Approaches to Scaling at Speed
Supporting the industry to scale at speed with intelligent IoT is now a primary challenge for the technology supplier community. That includes innovative approaches to enable faster device installation, fast-tracking IoT eco-system development, and collaboration to define and deliver on new analytics use cases.
Facilitating multiple data streams and making it easy to integrate data from multiple sources is also crucial. As we have been discussing for several years now, interoperability and open standards are crucial enablers for IoT adoption as part of digital transformation. It is therefore heartening to see the emergence of industry initiatives such as the Digital Container Shipping Association (DCSA) and the Container Owners Association (COA) workgroup to develop telematics interoperability standards for containers.
As COA notes, and as we discussed last year at Intermodal Europe, “one of the issues facing the industry is to find technology to permit the different systems to communicate with each other.
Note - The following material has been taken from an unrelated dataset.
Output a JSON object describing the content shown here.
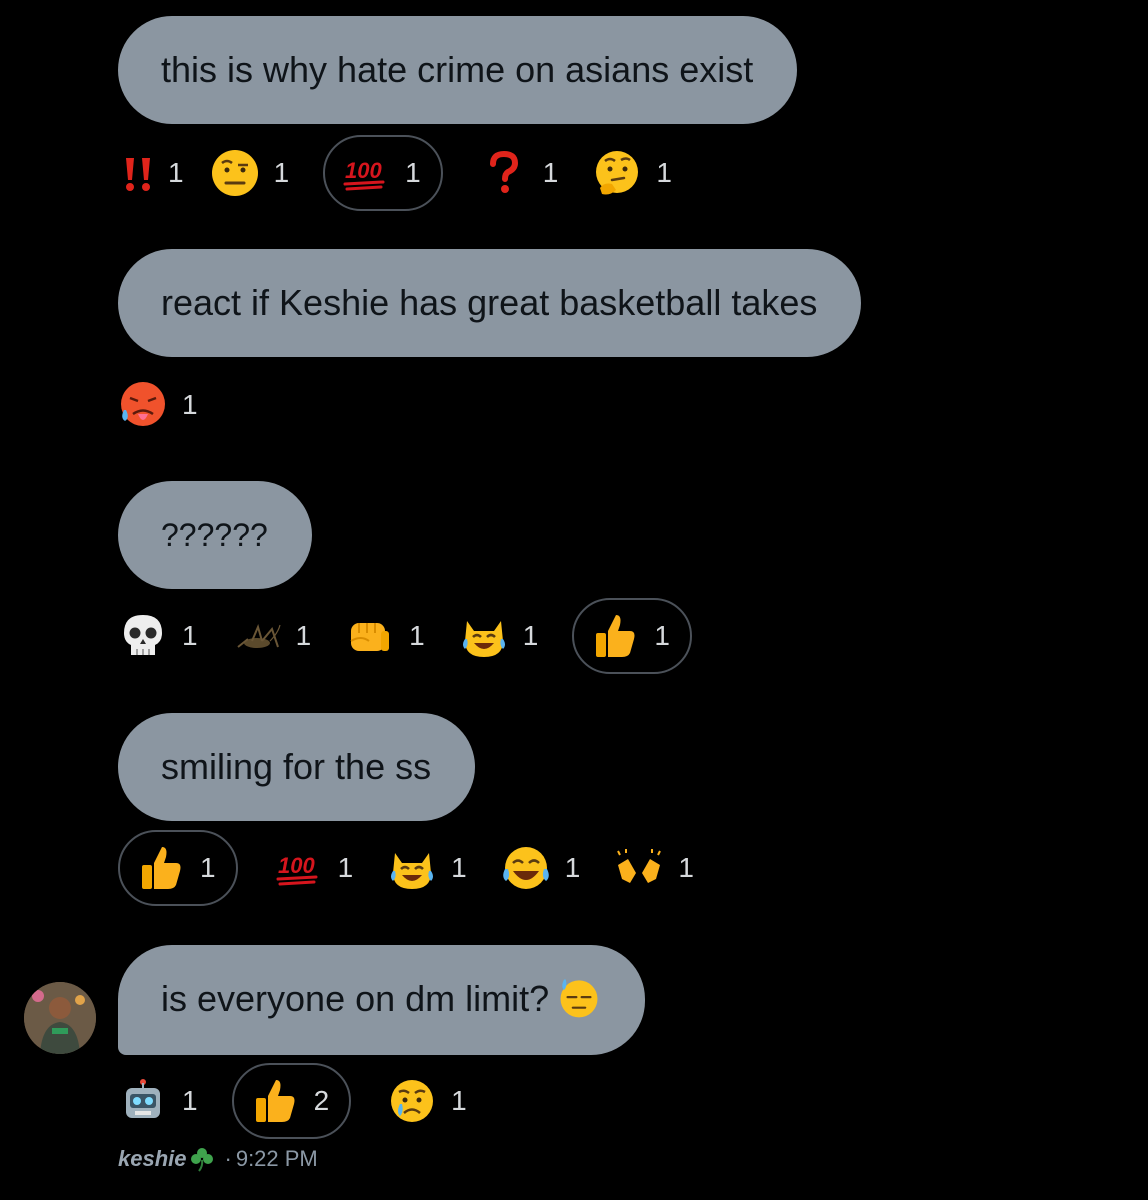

The increase of partner shipping lines using the same vessel along with shipper owned container requires a level of commonality”.
The COA workgroup, in which ORBCOMM is an active participant along with other IoT suppliers to the container industry, is now developing an open standard at the application layer level to permit interoperability of telematics device data. The initiative will start with refrigerated containers, but then expand to cover all container types, paving the way for container owners to have multiple choices of vendors and platforms for their container fleets when choosing telematics systems.
We applaud DCSA and COA for fostering cross-industry collaboration and dialogue on open standards as a key building block for digital transformation. Looking forward, these initiatives will also contribute to the big goal of end-to-end supply chain visibility, integrating cargo and shipment data from first to last-mile across production, trucking, rail, warehousing, ocean, ports and more. The smart and hyper-connected E2E supply chain is not yet a reality, but we can be sure it is coming towards us. And the digital container shipping enterprise, powered by IoT, will be one of the key pillars.